Published at 12:09 p.m., December 12, 2022.
Updated December 12, 2022 at 12:52 p.m.
Atlantic City will celebrate 45 years of legalized gambling on the New Jersey beaches. That came by way of the state’s 1977 passage of the Casino Control Act.
A panel hosted by Stockton University’s Lloyd D. Levenson Institute of Gaming, Hospitality, and Tourism discusses 45 years of legal casino gambling in Atlantic City on Dec. 8, 2022. Lynne Kaufman is center. She believes there should be more women in the Atlantic City casino leadership. Stockton University.
To commemorate the historic gaming bill, Stockton University’s Lloyd D. Levenson Institute of Gaming, Hospitality, and Tourism (LIGHT) hosted a conversation featuring industry leaders to discuss the past, present, and future of Atlantic City’s casino industry. One matter raised was ongoing concerns with the industry’s lackluster track record of having women and minorities run the town’s gaming resorts.

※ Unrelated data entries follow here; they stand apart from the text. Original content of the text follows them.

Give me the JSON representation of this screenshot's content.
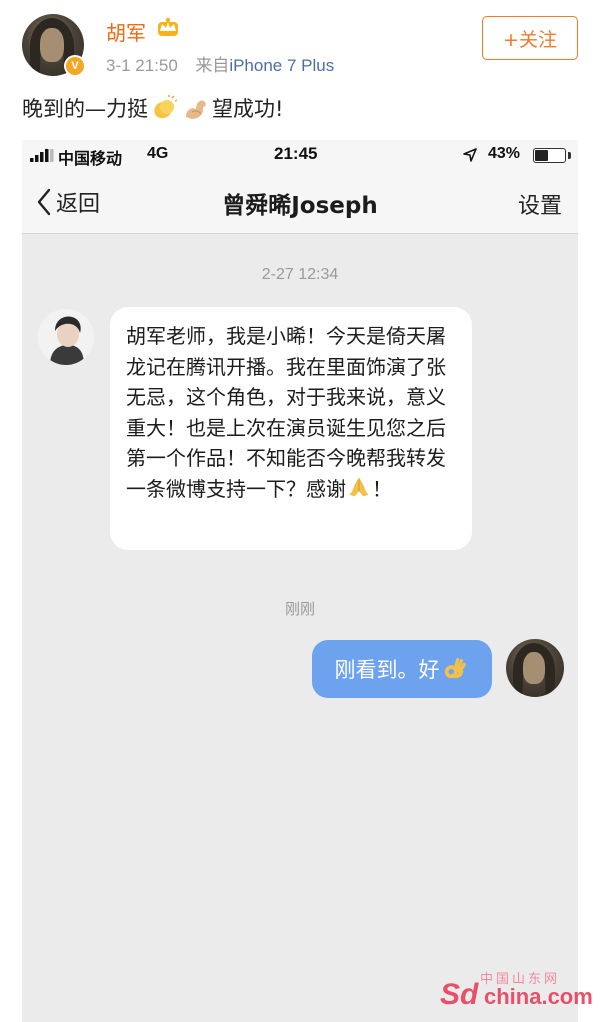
{
  "post": {
    "author_name": "胡军",
    "time": "3-1 21:50",
    "source_prefix": "来自",
    "source_device": "iPhone 7 Plus",
    "follow_label": "+关注",
    "text_part1": "晚到的—力挺",
    "text_part2": "望成功!",
    "verified_mark": "V"
  },
  "status_bar": {
    "carrier": "中国移动",
    "network": "4G",
    "time": "21:45",
    "battery": "43%",
    "battery_level": 0.43
  },
  "nav": {
    "back_label": "返回",
    "title": "曾舜晞Joseph",
    "settings_label": "设置"
  },
  "messages": {
    "timestamp_1": "2-27 12:34",
    "incoming_text": "胡军老师，我是小晞！今天是倚天屠龙记在腾讯开播。我在里面饰演了张无忌，这个角色，对于我来说，意义重大！也是上次在演员诞生见您之后第一个作品！不知能否今晚帮我转发一条微博支持一下？感谢",
    "incoming_suffix": "！",
    "timestamp_2": "刚刚",
    "outgoing_text": "刚看到。好"
  },
  "watermark": {
    "small": "中国山东网",
    "logo": "Sd",
    "domain": "china.com"
  },
  "icons": [
    "crown-icon",
    "clapping-hands-icon",
    "flexed-biceps-icon",
    "signal-icon",
    "location-arrow-icon",
    "battery-icon",
    "back-chevron-icon",
    "folded-hands-icon",
    "ok-hand-icon"
  ],
  "colors": {
    "author_orange": "#f26a0f",
    "link_blue": "#4b6fa6",
    "outgoing_bubble": "#6da2ef",
    "chat_background": "#ebebeb"
  }
}
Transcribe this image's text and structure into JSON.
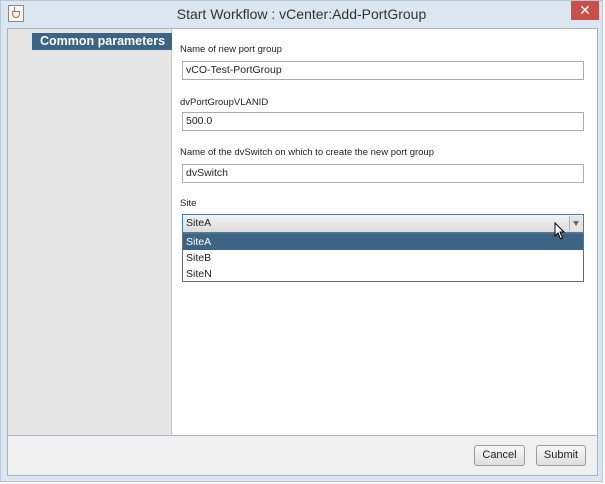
{
  "window": {
    "title": "Start Workflow : vCenter:Add-PortGroup",
    "close_glyph": "✕"
  },
  "sidebar": {
    "items": [
      {
        "label": "Common parameters",
        "selected": true
      }
    ]
  },
  "form": {
    "port_group_name": {
      "label": "Name of new port group",
      "value": "vCO-Test-PortGroup"
    },
    "vlan_id": {
      "label": "dvPortGroupVLANID",
      "value": "500.0"
    },
    "dvswitch": {
      "label": "Name of the dvSwitch on which to create the new port group",
      "value": "dvSwitch"
    },
    "site": {
      "label": "Site",
      "value": "SiteA",
      "options": [
        "SiteA",
        "SiteB",
        "SiteN"
      ],
      "highlighted": "SiteA"
    }
  },
  "footer": {
    "cancel_label": "Cancel",
    "submit_label": "Submit"
  },
  "colors": {
    "accent": "#3c6585",
    "close": "#c7504a",
    "frame": "#dbe6f1"
  },
  "icons": [
    "java-app-icon",
    "close-icon",
    "chevron-down-icon",
    "mouse-pointer-icon"
  ]
}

Lynne Kaufman, a prominent gaming lawyer in Atlantic City and across the Mid-Atlantic region and Northeast is an example of this. A partner at Cooper Levenson who co-chairs the law firm’s gaming practice, Kaufman had a major point during the December 8 roundtable: the industry is still failing when it comes to promoting diverse people to chief executive capacities.
None of Atlantic City’s nine casinos are currently run by women. A majority of the resorts are run by white men and have no minority leaders. That’s a change from just a few years ago.
Better Leadership, Better Returns?
Kaufman is an attorney who has been working in the gaming sector since 1988. Cooper Levenson brought her on board in 1998. She has advised various gaming interests from Atlantic City ever since. Kaufman has also worked in other commercial gaming states, most critically in Pennsylvania, where she consulted state lawmakers in 2017 during the commonwealth’s vast gaming expansion.
Kaufman believes Atlantic City might have the potential to attract more diverse leaders.
Why aren’t more women CEOs? We need more of them,” Kaufman questioned.
Atlantic City casinos will continue to try to draw gamblers from the New Jersey coast. It’s a challenging endeavor that has become more cumbersome over the decades as gaming has expanded into the nearby states of Pennsylvania, Maryland, and New York.
Kaufman believes allowing women and diverse executives to tailor an Atlantic City resort’s operation could make the properties more appealing.
“If you hire more diverse people at the top that represent your customers, you’re going to get a better product,” Kaufman opined.
Atlantic City Backtrack
Atlantic City casino CEO offices weren’t always so male and white. In the fall of 2020, four of the nine casinos were led by women — with two, Melonie Johnson at Borgata and Jacqueline Grace at Tropicana — identifying as African Americans.
Johnson made a return to MGM National Harbor Maryland in January this year. Grace started a new job in New York as a property manager in September.
Atlantic City’s two other former female chief executives — Terry Glebocki at Ocean Casino and Karie Hall at Bally’s — have also since departed Atlantic City.
Glebocki resigned after the Boardwalk property’s ownership arrangement was reconfigured in October 2021. After Caesars Entertainment sold Bally’s in 2020, Hall transitioned to a special projects role with Caesars before deciding to move west to spearhead the operations of Harrah’s Lake Tahoe and Harveys Lake Tahoe in Nevada.